That being the case, my advice would be to move to the nicer apartment, and work damn hard at the tutoring to ensure you have enough money each month for your increased living costs. If you are lucky, the better living situation will free up a bit of extra time for you to work on the business. If you are very lucky, you will have a really good couple of months of tutoring that will allow you to give the business that little bit of extra capital to get it over the line.

Don’t think about travelling next summer - assuming you get that far, spend downtime when you have little tutoring work on improving the prospects for your other business.

Finally, if the business is such a good prospect but just needs a bit more investment, why won’t a local bank lend it the money? To be perfectly honest, if I were a good enough friend of yours to lend you anything (either to help you out with housing or to invest in the business), I wouldn’t expect to ever see any returns.

Sorry this is all so harsh, but you did ask for it. I really do wish you luck and hope it works out for you.

My advice: Quit thinking about reasons not to move out. Every time a negative thought presents itself, push that aside and focus on what you need to do instead. Decide to move out and then figure out how to make it happen. For example, don’t say “there aren’t many other people looking for roommates”. Go out and find people who are!!

If you can do that, you will also have a better chance of making your business succeed, because you need the same attitude there.
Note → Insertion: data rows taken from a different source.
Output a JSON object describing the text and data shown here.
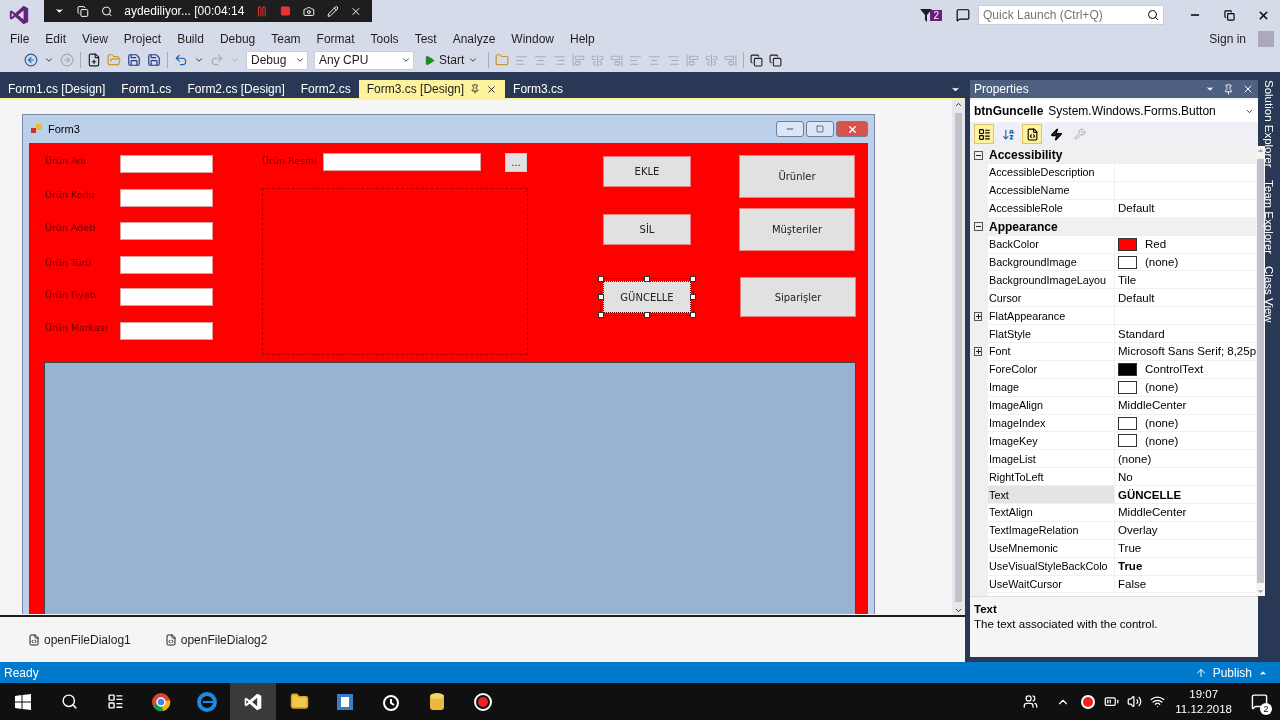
{
  "recorder": {
    "title": "aydediliyor... [00:04:14"
  },
  "notifications": {
    "count": "2"
  },
  "quick_launch": {
    "placeholder": "Quick Launch (Ctrl+Q)"
  },
  "menu": [
    "File",
    "Edit",
    "View",
    "Project",
    "Build",
    "Debug",
    "Team",
    "Format",
    "Tools",
    "Test",
    "Analyze",
    "Window",
    "Help"
  ],
  "sign_in": "Sign in",
  "toolbar": {
    "configuration": "Debug",
    "platform": "Any CPU",
    "start": "Start"
  },
  "tabs": [
    {
      "label": "Form1.cs [Design]",
      "selected": false
    },
    {
      "label": "Form1.cs",
      "selected": false
    },
    {
      "label": "Form2.cs [Design]",
      "selected": false
    },
    {
      "label": "Form2.cs",
      "selected": false
    },
    {
      "label": "Form3.cs [Design]",
      "selected": true
    },
    {
      "label": "Form3.cs",
      "selected": false
    }
  ],
  "form": {
    "title": "Form3",
    "fields": [
      "Ürün Adı",
      "Ürün Kodu",
      "Ürün Adeti",
      "Ürün Türü",
      "Ürün Fiyatı",
      "Ürün Markası"
    ],
    "image_label": "Ürün Resmi",
    "browse": "...",
    "actions": [
      {
        "label": "EKLE",
        "selected": false
      },
      {
        "label": "SİL",
        "selected": false
      },
      {
        "label": "GÜNCELLE",
        "selected": true
      }
    ],
    "navigation": [
      {
        "label": "Ürünler",
        "selected": false
      },
      {
        "label": "Müşteriler",
        "selected": false
      },
      {
        "label": "Siparişler",
        "selected": false
      }
    ]
  },
  "component_tray": [
    "openFileDialog1",
    "openFileDialog2"
  ],
  "properties": {
    "title": "Properties",
    "object_name": "btnGuncelle",
    "object_type": "System.Windows.Forms.Button",
    "categories": [
      {
        "name": "Accessibility",
        "expanded": true,
        "rows": [
          {
            "name": "AccessibleDescription",
            "value": "",
            "selected": false
          },
          {
            "name": "AccessibleName",
            "value": "",
            "selected": false
          },
          {
            "name": "AccessibleRole",
            "value": "Default",
            "selected": false
          }
        ]
      },
      {
        "name": "Appearance",
        "expanded": true,
        "rows": [
          {
            "name": "BackColor",
            "value": "Red",
            "color": "#ff0000",
            "selected": false
          },
          {
            "name": "BackgroundImage",
            "value": "(none)",
            "color": "#ffffff",
            "selected": false
          },
          {
            "name": "BackgroundImageLayou",
            "value": "Tile",
            "selected": false
          },
          {
            "name": "Cursor",
            "value": "Default",
            "selected": false
          },
          {
            "name": "FlatAppearance",
            "value": "",
            "expandable": true,
            "selected": false
          },
          {
            "name": "FlatStyle",
            "value": "Standard",
            "selected": false
          },
          {
            "name": "Font",
            "value": "Microsoft Sans Serif; 8,25p",
            "expandable": true,
            "selected": false
          },
          {
            "name": "ForeColor",
            "value": "ControlText",
            "color": "#000000",
            "selected": false
          },
          {
            "name": "Image",
            "value": "(none)",
            "color": "#ffffff",
            "selected": false
          },
          {
            "name": "ImageAlign",
            "value": "MiddleCenter",
            "selected": false
          },
          {
            "name": "ImageIndex",
            "value": "(none)",
            "color": "#ffffff",
            "selected": false
          },
          {
            "name": "ImageKey",
            "value": "(none)",
            "color": "#ffffff",
            "selected": false
          },
          {
            "name": "ImageList",
            "value": "(none)",
            "selected": false
          },
          {
            "name": "RightToLeft",
            "value": "No",
            "selected": false
          },
          {
            "name": "Text",
            "value": "GÜNCELLE",
            "modified": true,
            "selected": true
          },
          {
            "name": "TextAlign",
            "value": "MiddleCenter",
            "selected": false
          },
          {
            "name": "TextImageRelation",
            "value": "Overlay",
            "selected": false
          },
          {
            "name": "UseMnemonic",
            "value": "True",
            "selected": false
          },
          {
            "name": "UseVisualStyleBackColo",
            "value": "True",
            "modified": true,
            "selected": false
          },
          {
            "name": "UseWaitCursor",
            "value": "False",
            "selected": false
          }
        ]
      }
    ],
    "description": {
      "title": "Text",
      "text": "The text associated with the control."
    }
  },
  "side_tabs": [
    "Solution Explorer",
    "Team Explorer",
    "Class View"
  ],
  "status": {
    "text": "Ready",
    "publish": "Publish"
  },
  "taskbar": {
    "time": "19:07",
    "date": "11.12.2018",
    "notifications": "2"
  }
}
I would move… away from NYC altogether. For less than 1500 a month, you could own this house where I live. 2200 square feet, 3 bedrooms, a garage and a quarter acre. What’s sad is that my town is expensive for the area. Cities suck.